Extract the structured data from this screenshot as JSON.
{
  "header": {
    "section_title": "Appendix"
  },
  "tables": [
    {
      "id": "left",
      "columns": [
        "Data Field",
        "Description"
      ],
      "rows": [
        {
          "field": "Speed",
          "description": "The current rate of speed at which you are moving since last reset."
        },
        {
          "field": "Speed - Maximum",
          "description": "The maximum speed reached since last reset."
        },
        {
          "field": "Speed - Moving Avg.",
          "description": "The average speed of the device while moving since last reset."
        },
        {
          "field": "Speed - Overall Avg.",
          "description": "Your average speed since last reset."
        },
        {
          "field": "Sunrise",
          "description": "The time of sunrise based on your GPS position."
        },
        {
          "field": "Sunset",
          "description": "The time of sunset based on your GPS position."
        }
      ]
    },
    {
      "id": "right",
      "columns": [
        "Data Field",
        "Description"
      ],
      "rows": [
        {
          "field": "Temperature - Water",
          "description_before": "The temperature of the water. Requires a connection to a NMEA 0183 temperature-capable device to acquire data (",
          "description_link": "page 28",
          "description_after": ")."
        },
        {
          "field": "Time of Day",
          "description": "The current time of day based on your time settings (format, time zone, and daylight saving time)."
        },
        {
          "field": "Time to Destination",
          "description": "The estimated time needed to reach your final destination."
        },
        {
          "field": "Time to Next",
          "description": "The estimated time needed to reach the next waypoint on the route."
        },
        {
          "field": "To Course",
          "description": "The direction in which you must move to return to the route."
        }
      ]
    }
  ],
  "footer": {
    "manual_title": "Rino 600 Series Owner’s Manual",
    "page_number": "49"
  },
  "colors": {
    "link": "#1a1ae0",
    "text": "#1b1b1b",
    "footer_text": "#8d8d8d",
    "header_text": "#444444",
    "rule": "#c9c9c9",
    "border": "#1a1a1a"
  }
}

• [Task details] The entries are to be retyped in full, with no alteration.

• [Written reply]
Extract the structured data from this screenshot as JSON.
{
  "header": {
    "section_title": "Appendix"
  },
  "tables": [
    {
      "id": "left",
      "columns": [
        "Data Field",
        "Description"
      ],
      "rows": [
        {
          "field": "Speed",
          "description": "The current rate of speed at which you are moving since last reset."
        },
        {
          "field": "Speed - Maximum",
          "description": "The maximum speed reached since last reset."
        },
        {
          "field": "Speed - Moving Avg.",
          "description": "The average speed of the device while moving since last reset."
        },
        {
          "field": "Speed - Overall Avg.",
          "description": "Your average speed since last reset."
        },
        {
          "field": "Sunrise",
          "description": "The time of sunrise based on your GPS position."
        },
        {
          "field": "Sunset",
          "description": "The time of sunset based on your GPS position."
        }
      ]
    },
    {
      "id": "right",
      "columns": [
        "Data Field",
        "Description"
      ],
      "rows": [
        {
          "field": "Temperature - Water",
          "description_before": "The temperature of the water. Requires a connection to a NMEA 0183 temperature-capable device to acquire data (",
          "description_link": "page 28",
          "description_after": ")."
        },
        {
          "field": "Time of Day",
          "description": "The current time of day based on your time settings (format, time zone, and daylight saving time)."
        },
        {
          "field": "Time to Destination",
          "description": "The estimated time needed to reach your final destination."
        },
        {
          "field": "Time to Next",
          "description": "The estimated time needed to reach the next waypoint on the route."
        },
        {
          "field": "To Course",
          "description": "The direction in which you must move to return to the route."
        }
      ]
    }
  ],
  "footer": {
    "manual_title": "Rino 600 Series Owner’s Manual",
    "page_number": "49"
  },
  "colors": {
    "link": "#1a1ae0",
    "text": "#1b1b1b",
    "footer_text": "#8d8d8d",
    "header_text": "#444444",
    "rule": "#c9c9c9",
    "border": "#1a1a1a"
  }
}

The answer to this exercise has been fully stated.